Sex with a partner with a penis may have significant legal complications since the man may have a right to claim the child as his own.

Couples who use IVF sometimes end up with extra embryos they do not use. Some allow third parties to “adopt” these embryos.

This can save some time and money and may also be a good option if neither partner ovulates regularly or if both have other fertility complications. A doctor can then implant the embryos directly into the uterus of the partner who wishes to become pregnant.

Lesbian couples do not have to become pregnant to become parents. They may wish to consider other options such as:

Co-parenting

Lesbians can co-parent one another’s children. For example, a person who has children from a prior relationship may opt to raise them with their new partner.

In some cases, such as if the prior partner renounces their parental rights, the new partner may even adopt the child or children.

Fostering or adoption

Lesbian couples can sign up to be foster parents, either on a temporary basis or with the intention of adopting. Some couples opt to foster children they know, while many enter the foster care system.

Similarly, it may be possible to adopt a child. This could be a child the couple knows who needs a home, such as the orphan of a relative, or by seeking help from an adoption agency.

A popular myth suggests that children need two parents of different sexes. But numerous studies suggest children can thrive in many environments, and there is no evidence that children of lesbians fare worse than other children.

In fact, some research suggests they may actually do better on some measures of well-being.

For example, a 2020 analysis found that children raised by same-sex parents did better in school than peers raised by different-sex parents. A 2016 study found that children of same-sex parents are similarly well-adjusted with similar social skills to children raised by different-sex parents.

Lesbian couples may also have a more equitable distribution of household labor, distributing the load of parenting more evenly.

Lesbian couples may also face some challenges. They include:

  • Stigma and discrimination: Lesbian couples may face heterosexism discrimination, making the transition to parenthood more stressful.
  • Lack of social support: Some lesbians report less social support, especially if their families of origin reject them because of their sexual orientation.
  • Cost: In most cases, lesbian pregnancies incur significant costs, especially when using ART. A 2016 study estimates the average cost of ART in 2012 to be $28,829 per singleton pregnancy.

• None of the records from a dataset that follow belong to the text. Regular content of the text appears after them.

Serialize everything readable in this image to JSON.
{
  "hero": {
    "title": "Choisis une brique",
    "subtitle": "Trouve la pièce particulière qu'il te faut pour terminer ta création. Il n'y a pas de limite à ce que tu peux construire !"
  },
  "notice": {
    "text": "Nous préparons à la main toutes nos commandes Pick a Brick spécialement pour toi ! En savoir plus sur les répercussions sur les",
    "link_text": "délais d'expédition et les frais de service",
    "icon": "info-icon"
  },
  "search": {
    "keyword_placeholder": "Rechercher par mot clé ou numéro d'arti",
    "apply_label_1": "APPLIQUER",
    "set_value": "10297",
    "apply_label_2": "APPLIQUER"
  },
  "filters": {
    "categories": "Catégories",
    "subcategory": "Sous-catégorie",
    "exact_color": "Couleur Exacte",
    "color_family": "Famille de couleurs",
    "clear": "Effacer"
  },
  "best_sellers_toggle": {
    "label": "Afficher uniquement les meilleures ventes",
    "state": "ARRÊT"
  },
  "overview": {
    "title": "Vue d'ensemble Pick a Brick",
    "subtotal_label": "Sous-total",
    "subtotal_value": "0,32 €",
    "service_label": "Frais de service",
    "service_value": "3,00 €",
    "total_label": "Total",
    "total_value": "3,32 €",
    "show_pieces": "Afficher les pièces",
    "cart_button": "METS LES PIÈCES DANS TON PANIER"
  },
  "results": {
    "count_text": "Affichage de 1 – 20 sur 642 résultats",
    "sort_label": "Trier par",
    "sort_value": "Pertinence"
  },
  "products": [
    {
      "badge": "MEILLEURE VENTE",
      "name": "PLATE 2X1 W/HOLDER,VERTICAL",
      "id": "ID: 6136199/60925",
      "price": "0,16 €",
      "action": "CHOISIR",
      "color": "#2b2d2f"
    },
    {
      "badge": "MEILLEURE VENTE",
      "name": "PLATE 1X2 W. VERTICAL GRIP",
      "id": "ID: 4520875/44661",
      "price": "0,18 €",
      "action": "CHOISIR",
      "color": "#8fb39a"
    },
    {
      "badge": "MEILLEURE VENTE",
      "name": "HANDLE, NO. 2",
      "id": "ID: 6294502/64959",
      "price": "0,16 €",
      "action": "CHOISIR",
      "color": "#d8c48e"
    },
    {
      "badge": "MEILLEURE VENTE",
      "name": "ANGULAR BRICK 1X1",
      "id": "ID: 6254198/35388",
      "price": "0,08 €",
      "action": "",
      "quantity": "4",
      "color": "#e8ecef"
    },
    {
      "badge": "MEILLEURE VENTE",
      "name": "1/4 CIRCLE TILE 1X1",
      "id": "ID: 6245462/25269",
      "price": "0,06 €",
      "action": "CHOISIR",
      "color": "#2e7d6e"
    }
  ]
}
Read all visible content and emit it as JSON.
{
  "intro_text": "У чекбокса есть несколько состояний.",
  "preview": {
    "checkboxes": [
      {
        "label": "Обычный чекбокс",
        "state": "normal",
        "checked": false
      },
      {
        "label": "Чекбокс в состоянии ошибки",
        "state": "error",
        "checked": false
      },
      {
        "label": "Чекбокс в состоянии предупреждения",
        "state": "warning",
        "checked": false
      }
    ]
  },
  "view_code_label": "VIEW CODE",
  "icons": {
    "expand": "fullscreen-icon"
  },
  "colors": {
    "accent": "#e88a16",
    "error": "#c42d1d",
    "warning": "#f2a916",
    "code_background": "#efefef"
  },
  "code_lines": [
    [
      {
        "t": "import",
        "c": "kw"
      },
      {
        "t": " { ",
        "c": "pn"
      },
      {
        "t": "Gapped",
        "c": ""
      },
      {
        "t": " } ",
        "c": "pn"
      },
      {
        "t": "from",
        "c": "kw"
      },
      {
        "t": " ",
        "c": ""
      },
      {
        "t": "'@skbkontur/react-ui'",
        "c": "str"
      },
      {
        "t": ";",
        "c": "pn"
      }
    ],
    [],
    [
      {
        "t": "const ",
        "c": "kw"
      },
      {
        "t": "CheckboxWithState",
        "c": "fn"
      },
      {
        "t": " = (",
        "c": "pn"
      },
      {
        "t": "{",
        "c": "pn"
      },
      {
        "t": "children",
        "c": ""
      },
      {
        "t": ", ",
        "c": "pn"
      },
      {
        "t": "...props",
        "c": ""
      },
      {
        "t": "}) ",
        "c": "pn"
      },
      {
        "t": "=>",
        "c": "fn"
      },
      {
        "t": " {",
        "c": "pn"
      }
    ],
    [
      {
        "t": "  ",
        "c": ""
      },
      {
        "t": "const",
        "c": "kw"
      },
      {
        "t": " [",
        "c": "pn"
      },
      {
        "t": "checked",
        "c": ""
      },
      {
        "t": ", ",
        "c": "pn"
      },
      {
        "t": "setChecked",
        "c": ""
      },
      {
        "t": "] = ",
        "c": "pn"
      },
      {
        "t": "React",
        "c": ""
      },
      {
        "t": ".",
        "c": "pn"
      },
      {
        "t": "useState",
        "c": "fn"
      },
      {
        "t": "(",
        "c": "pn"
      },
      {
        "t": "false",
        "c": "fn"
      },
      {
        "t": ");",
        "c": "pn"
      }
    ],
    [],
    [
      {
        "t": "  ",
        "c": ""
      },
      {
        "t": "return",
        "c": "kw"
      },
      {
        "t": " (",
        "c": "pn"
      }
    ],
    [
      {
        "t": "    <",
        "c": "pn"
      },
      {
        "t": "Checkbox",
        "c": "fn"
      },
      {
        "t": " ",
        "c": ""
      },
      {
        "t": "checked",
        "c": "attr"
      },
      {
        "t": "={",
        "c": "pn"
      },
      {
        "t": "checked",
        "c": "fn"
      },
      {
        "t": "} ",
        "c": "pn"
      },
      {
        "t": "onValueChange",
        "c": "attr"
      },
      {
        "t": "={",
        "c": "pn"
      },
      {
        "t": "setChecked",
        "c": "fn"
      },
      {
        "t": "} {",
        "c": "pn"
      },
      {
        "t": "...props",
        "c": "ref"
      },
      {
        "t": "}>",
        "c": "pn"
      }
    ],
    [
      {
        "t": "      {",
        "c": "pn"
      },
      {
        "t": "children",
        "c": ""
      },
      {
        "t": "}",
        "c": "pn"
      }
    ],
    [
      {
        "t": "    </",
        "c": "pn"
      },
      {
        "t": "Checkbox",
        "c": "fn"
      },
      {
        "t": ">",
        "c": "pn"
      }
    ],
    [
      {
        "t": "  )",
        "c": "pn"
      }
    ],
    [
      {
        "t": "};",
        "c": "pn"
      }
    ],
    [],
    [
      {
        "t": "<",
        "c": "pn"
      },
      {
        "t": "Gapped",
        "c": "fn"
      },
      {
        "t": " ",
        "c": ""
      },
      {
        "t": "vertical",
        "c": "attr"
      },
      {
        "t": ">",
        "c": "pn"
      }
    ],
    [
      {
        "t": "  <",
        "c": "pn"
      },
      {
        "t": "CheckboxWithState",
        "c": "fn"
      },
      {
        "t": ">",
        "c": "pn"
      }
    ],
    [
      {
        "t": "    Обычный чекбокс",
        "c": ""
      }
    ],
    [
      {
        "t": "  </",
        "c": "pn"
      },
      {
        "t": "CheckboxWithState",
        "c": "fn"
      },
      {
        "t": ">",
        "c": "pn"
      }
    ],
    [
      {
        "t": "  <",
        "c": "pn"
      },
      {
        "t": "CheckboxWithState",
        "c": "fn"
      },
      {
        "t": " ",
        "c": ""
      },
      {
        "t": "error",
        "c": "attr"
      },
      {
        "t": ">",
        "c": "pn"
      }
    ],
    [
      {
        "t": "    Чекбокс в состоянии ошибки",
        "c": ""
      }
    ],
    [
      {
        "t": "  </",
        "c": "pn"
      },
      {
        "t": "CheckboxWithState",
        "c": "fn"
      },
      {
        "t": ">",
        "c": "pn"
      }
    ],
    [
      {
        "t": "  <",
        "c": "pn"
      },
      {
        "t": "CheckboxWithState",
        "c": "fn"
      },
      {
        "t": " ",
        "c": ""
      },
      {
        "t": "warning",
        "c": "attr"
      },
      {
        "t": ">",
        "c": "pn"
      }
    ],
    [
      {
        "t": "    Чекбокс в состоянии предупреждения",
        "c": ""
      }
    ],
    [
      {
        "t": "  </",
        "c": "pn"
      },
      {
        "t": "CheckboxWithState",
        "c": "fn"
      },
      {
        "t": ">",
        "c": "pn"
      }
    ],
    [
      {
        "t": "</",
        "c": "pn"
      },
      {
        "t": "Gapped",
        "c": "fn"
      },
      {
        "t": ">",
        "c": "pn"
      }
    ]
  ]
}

Even when the cost of ART is minimal, lesbians may need to work with lawyers to ensure they are both legal parents of the child.
  • Legal concerns: While same-sex marriage has reduced some legal hurdles, some states continue to enact laws that may make it more difficult for two lesbian parents to claim their child, especially if the couple is not married.
  • Medical issues: Pregnancies that use ART, especially IVF, have higher rates of complications such as preterm labor, gestational diabetes, and pregnancy loss. But this may be partially due to the fact that people who use ART are more likely to have infertility and related health problems.
  • Provider issues: Some lesbian couples may struggle to find non-heterosexist providers, either when trying to become pregnant or for their prenatal care.
  • Emotional concerns: Some couples may struggle emotionally with the challenges of lesbian parenting, such as the fact that both parents cannot be a genetic/biological parent, or the rigors of ART.

Lesbian couples, and other members of LGBTQIA+ communities, have many options for becoming parents.

There are many fertility treatments available, such as IUI and IVF, which can help the couple become pregnant. Many reproductive clinics have significant experience supporting lesbian couples on their journey to pregnancy.

Additionally, some couples may instead opt to become parents without pregnancy and consider options such as co-parenting, adopting, or fostering children.